Event refers to an occurrence or experience in the lifeworld of human beings which is an exception or rupture that opens new horizons in life. It derives from Being and Event, the key work of philosopher Alain Badiou which updates and replaces subjective phenomenology, the dominant philosophy of the 20th century that was introduced into psychiatry a century ago through the seminal work of Karl Jaspers. Phenomenological psychiatry became the exemplary model for clinical psychiatry for much of the last century, with many elaborations and refinements by figures as diverse as Eugène Minkowski, Ludwig Binswanger and Ronald Laing.
Badiou’s evental thought outlines a new objective phenomenology for philosophy and the human sciences, including psychiatry. Ever since its foundation by Edmund Husserl, phenomenology has had pioneering psychiatrists apply its philosophy to clinical practice. Husserl inspired Jaspers’ phenomenological psychiatry, while his successor Martin Heidegger’s Being and Time inspired Binswanger’s existential analysis. Sartre’s reading of Heidegger in Being and Nothingness inspired the social phenomenology of Ronald Laing. Our generation now has the inspiration of Badiou’s objective phenomenology in Being and Event to revision psychiatry today. The author recently conducted philosophical investigations supervised by Badiou for his doctoral dissertation entitled Trauma and Event which re-examined trauma by contrasting it to the Event. Working closely with Badiou, the author proposes that the pivotal notion of the Event offers psychiatry and all forms of psychotherapy (from psychoanalysis to family therapy to cognitive therapy) a theory of change (evental being), a new definition of the subject (evental self), and therapeutic practices (evental therapy) that flow from that. Badiou affirms that the author’s proposal for an evental psychiatry opens a broad new horizon for philosophy and for psychiatry.

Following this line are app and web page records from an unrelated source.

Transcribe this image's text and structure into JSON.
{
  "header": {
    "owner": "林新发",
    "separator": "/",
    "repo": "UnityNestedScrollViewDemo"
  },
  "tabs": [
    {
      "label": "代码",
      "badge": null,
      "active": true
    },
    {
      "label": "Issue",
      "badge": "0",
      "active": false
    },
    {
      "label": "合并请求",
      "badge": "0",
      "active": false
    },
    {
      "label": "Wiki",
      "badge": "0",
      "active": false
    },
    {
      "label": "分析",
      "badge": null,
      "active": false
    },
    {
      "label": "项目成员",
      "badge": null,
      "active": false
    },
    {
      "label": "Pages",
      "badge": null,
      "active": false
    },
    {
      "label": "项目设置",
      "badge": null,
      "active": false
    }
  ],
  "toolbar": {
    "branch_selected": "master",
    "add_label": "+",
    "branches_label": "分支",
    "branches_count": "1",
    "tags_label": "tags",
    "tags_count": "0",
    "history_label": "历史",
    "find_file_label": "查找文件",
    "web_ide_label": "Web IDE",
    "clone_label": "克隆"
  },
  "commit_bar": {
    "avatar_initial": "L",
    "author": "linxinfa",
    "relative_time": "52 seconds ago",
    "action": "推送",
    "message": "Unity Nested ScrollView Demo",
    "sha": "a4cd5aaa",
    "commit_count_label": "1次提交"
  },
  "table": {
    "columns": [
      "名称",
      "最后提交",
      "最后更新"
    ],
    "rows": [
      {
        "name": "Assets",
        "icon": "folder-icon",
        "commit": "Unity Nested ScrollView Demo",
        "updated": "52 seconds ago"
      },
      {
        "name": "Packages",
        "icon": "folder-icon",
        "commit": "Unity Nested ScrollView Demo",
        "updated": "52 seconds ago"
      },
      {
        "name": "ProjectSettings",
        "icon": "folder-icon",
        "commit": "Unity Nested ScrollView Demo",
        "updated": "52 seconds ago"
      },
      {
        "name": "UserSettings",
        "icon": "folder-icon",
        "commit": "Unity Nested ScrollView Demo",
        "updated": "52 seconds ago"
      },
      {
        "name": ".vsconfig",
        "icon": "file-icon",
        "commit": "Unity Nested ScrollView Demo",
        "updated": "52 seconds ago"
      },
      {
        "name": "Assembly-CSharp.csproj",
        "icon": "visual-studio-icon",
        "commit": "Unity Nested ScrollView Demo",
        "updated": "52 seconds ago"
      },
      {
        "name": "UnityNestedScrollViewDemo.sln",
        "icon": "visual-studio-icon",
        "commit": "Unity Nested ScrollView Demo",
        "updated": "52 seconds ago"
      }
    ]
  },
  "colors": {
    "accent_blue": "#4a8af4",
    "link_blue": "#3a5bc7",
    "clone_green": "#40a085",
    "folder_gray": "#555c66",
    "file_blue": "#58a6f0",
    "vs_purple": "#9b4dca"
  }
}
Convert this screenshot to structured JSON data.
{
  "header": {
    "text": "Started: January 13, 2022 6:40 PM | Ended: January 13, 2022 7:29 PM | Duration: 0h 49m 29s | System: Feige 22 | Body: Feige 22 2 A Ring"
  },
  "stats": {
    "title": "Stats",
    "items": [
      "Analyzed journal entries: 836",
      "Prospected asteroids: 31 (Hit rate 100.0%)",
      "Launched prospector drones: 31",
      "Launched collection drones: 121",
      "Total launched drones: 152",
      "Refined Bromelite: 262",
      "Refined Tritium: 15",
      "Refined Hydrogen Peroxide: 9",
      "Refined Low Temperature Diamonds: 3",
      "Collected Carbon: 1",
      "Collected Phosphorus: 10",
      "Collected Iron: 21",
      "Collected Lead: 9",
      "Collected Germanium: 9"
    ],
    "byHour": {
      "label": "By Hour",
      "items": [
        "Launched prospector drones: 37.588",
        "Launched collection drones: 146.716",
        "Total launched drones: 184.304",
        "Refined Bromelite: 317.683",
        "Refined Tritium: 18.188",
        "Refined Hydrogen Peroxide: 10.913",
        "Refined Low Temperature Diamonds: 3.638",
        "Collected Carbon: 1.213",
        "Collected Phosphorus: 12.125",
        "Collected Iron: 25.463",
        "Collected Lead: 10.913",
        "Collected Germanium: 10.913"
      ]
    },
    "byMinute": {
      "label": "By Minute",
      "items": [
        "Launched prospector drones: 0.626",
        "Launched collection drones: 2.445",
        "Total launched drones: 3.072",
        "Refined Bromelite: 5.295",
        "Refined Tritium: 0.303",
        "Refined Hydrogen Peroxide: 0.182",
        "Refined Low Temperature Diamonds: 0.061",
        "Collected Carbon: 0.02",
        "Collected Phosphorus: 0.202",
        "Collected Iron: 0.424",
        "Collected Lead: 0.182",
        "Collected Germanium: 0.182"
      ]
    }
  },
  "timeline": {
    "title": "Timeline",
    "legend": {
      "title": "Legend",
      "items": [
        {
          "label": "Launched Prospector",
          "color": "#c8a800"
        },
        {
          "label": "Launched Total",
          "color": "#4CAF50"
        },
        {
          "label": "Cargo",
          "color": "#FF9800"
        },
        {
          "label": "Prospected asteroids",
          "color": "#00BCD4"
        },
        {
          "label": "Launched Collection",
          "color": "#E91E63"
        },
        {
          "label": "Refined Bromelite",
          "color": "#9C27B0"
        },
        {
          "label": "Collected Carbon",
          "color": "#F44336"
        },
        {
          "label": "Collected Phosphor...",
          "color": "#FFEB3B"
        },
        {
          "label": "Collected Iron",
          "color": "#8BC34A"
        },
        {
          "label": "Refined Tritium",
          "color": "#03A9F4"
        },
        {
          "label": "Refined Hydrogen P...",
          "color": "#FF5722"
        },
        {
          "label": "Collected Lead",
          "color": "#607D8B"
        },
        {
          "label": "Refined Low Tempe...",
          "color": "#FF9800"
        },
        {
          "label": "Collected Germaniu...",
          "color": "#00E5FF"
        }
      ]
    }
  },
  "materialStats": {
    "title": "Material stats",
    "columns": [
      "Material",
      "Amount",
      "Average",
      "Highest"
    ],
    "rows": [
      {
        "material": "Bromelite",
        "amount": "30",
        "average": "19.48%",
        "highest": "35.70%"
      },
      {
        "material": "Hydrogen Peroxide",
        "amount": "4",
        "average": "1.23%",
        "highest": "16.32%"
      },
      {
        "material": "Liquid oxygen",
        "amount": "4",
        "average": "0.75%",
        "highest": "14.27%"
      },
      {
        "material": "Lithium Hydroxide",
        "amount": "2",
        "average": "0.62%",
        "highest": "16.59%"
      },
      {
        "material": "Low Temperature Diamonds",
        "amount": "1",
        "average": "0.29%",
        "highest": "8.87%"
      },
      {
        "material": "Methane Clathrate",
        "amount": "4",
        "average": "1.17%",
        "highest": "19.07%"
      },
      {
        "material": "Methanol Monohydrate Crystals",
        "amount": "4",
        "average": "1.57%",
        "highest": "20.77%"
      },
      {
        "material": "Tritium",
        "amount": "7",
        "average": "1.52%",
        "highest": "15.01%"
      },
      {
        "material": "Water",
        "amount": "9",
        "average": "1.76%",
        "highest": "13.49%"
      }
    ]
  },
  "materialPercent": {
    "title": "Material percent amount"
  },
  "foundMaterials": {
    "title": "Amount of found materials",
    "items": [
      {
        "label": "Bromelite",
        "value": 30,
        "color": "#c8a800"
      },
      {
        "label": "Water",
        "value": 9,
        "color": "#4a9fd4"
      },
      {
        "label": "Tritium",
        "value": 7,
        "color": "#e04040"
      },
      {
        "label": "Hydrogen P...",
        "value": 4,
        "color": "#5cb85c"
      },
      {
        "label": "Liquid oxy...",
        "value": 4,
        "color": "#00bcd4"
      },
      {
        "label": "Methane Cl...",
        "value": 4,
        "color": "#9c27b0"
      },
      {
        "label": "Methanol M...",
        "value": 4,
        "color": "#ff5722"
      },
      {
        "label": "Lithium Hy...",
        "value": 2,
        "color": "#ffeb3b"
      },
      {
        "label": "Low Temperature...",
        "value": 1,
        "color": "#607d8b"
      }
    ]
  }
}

The presentation will outline three possible model Events for psychiatry and for psychotherapy with clinical illustrations. As well as describing the phenomena of psychiatry in a new, objective way and offering a new theory of change, evental psychiatry also accounts for a new definition of the subject of psychiatry and psychotherapy, the evental self. The self that emerges from the Event will be outlined and linked to contemporary issues in clinical psychiatry.